As a child, Li Shizhen began to read some medical classics systematically. When his father went out for patients, he often went together with him to assistant for treating diseases and copying prescriptions. However, doctors' social position was low at that period so Li Yanwen did not hope Li Shizhen to take medicine as his occupation and asked him to take imperial examinations. For the sake of imperial examinations, he took Li Shizhen to Gu Riyan, a successful candidate in the imperial examination. Gu Riyan had a large collection of books, so Li Shizhen had the chance to read many rare classics.

At the age of 17, 20 and 23, Li Shizhen went to Wuchang to take the imperial exam at the provincial level, but failed every time. Hence, he gave up the imperial examination and determined to follow his father to learn medicine. He lucubrated at medical knowledge, spared no pains to take in the predecessors' experiences in medical treatment and was good at giving play to his own creativity. Coupled with his high sympathy for patients, he did not only show good curative leech craft but also high medical ethics in his practice. He won high prestige just in a few years. Particularly, his curing of a weird disease of children called "worm addiction" in the Royal Family of Chu made his reputation rise rapidly, and he was employed by the royal family as "fengcizheng"(an official title), in charge of affairs in the "liangyisuo" (Office of Good Doctors). Later, he was recommended to the “Hospital of Imperial Physicians” in Beijing to work as the "yuanpan" (chief doctor). However, he was not interested in it and resigned on the pretext of illness after working only for a little more than one year.


In his medical practice, Li Shizhen found many mistakes, repetitions or omissions in medical books available, feeling it was a great problem that affected the health and life of patients. So he made a decision to compile a new comprehensive book specializing in medicines again. From the age of 34, he started this project. In addition to summing-up of predecessors' experiences and accomplishments, he learned extensively from medical farmers, woodmen, hunters, fishermen and other laboring people. On the other hand, he often went to deep mountains and fields to observe and collect all kinds of samples of plants, animals, minerals and so on. He cultivated medical herbs himself and tried them on his own body so as to get the right knowledge of the herbs.

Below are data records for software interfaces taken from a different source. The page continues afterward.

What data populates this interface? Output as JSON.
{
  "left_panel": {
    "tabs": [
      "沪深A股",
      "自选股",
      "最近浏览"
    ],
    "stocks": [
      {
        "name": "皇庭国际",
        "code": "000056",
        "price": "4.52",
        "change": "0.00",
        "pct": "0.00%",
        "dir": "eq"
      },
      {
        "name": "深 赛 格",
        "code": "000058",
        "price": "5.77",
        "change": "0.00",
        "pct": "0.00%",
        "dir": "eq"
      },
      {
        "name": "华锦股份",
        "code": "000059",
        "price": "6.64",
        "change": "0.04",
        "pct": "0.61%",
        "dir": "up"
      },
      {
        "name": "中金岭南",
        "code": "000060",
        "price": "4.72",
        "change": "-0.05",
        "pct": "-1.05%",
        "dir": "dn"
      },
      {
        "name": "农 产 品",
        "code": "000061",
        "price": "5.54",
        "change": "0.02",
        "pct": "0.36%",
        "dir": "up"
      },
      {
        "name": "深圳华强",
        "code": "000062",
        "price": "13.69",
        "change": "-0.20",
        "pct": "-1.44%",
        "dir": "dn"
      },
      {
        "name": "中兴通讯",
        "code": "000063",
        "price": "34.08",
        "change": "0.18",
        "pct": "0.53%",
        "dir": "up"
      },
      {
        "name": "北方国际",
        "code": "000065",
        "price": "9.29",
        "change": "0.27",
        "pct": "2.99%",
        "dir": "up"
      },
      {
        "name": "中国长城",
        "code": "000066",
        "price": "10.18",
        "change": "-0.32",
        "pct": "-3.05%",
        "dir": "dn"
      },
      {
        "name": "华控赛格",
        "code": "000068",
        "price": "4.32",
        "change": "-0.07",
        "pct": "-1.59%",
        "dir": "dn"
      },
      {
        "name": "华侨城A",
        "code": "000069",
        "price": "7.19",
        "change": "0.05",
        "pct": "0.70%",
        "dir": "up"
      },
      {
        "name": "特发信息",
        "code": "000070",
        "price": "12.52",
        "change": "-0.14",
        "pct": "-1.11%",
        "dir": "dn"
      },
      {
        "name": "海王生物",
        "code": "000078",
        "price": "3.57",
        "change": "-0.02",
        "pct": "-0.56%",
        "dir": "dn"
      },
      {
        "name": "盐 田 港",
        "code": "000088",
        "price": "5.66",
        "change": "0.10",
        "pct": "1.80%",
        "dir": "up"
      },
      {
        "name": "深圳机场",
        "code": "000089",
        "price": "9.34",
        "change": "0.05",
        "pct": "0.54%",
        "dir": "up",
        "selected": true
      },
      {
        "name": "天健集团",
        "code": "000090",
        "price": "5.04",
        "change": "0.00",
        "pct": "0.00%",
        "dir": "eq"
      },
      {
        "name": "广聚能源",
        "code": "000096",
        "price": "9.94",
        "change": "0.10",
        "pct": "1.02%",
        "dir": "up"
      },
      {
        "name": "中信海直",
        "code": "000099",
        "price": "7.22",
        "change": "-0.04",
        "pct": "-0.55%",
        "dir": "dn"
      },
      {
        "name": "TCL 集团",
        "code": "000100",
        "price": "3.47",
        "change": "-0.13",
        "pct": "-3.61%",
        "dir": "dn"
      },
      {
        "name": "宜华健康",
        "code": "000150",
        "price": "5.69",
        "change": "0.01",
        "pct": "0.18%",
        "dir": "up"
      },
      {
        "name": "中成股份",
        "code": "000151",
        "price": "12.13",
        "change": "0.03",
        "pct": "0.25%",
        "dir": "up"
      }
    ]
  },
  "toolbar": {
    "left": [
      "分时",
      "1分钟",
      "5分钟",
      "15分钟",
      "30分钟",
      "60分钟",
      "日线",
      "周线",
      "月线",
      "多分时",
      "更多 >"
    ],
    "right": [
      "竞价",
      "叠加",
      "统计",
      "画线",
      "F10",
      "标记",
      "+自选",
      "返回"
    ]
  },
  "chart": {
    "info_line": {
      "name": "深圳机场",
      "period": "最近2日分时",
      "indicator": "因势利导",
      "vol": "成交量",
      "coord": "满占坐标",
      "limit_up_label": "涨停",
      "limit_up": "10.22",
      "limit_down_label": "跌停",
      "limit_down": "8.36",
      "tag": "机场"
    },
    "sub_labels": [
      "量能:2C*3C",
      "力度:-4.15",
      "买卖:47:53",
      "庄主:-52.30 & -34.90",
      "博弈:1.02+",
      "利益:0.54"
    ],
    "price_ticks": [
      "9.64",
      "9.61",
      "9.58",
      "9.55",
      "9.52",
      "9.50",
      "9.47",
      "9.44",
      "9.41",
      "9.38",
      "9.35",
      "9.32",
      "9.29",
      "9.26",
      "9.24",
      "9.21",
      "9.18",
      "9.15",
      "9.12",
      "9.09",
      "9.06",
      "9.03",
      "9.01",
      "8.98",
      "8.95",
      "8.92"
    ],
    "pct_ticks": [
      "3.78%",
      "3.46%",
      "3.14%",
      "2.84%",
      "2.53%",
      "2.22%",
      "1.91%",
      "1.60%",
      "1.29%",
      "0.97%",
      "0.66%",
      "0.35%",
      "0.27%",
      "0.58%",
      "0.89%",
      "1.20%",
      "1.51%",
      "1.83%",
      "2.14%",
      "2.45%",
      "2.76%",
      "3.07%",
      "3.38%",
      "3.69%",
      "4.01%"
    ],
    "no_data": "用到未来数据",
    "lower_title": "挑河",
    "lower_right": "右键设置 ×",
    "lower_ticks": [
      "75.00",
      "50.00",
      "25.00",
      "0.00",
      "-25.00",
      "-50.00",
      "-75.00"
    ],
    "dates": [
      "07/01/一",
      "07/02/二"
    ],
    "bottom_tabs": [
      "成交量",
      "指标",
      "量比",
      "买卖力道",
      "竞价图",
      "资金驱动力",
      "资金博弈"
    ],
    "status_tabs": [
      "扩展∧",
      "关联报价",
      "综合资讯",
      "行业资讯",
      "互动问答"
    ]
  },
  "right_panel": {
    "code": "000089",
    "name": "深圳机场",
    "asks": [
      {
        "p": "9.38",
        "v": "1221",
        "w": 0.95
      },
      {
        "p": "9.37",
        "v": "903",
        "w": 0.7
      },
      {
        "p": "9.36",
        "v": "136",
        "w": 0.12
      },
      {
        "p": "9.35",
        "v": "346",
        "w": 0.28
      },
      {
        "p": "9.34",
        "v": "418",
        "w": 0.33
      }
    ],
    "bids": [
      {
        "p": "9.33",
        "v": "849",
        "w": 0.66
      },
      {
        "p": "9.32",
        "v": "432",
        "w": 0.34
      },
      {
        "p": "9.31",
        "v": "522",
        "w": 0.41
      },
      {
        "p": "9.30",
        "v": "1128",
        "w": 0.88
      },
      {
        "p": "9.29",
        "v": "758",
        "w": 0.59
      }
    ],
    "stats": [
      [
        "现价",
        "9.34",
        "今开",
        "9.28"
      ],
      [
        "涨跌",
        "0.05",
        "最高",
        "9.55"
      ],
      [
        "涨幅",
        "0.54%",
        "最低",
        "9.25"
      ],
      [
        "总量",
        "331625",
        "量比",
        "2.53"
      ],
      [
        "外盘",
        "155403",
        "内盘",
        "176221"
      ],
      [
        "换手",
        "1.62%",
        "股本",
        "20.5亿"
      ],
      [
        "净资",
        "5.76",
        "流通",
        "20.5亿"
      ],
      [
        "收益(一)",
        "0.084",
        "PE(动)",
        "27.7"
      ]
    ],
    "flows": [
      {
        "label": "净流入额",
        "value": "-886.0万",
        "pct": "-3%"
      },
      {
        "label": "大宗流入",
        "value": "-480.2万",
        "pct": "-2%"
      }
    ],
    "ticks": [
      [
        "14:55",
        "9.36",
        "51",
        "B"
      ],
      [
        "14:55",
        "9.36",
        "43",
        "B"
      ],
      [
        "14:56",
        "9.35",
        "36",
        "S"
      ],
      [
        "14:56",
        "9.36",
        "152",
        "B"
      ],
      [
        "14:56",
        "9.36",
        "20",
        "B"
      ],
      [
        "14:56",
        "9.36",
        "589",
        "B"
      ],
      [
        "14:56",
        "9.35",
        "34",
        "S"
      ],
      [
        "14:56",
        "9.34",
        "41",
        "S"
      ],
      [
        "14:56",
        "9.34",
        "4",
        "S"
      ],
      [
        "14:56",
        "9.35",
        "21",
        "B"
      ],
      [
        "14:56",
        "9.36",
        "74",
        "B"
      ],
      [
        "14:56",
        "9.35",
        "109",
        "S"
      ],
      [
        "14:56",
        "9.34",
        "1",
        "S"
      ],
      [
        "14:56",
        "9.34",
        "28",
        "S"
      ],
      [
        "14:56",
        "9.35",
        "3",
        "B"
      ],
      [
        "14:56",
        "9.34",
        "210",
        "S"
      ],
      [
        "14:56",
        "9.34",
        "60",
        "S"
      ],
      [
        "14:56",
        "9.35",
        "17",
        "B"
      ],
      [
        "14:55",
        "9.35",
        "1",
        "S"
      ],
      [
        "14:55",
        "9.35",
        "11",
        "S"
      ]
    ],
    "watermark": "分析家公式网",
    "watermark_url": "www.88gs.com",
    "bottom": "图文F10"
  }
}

After 27 years of efforts, with reference to more than 800 kinds of literature and based on Jingshi Zhenglei Beiji Bencao (a book on materia medica) by Tang Shenwei in the Song Dynasty (960-1279), he completed his monumental work in pharmacy, Compendium of Materia Medica, in the sixth year (1578) of the Wanli reign of the Ming Dynasty (1368-1644) at the age of 60, after he did a great deal of collation and supplementation, added many of his own findings and views, and carried out three important revisions. Li Shizhen will never be forgotten by people for his great contribution to traditional Chinese medicine.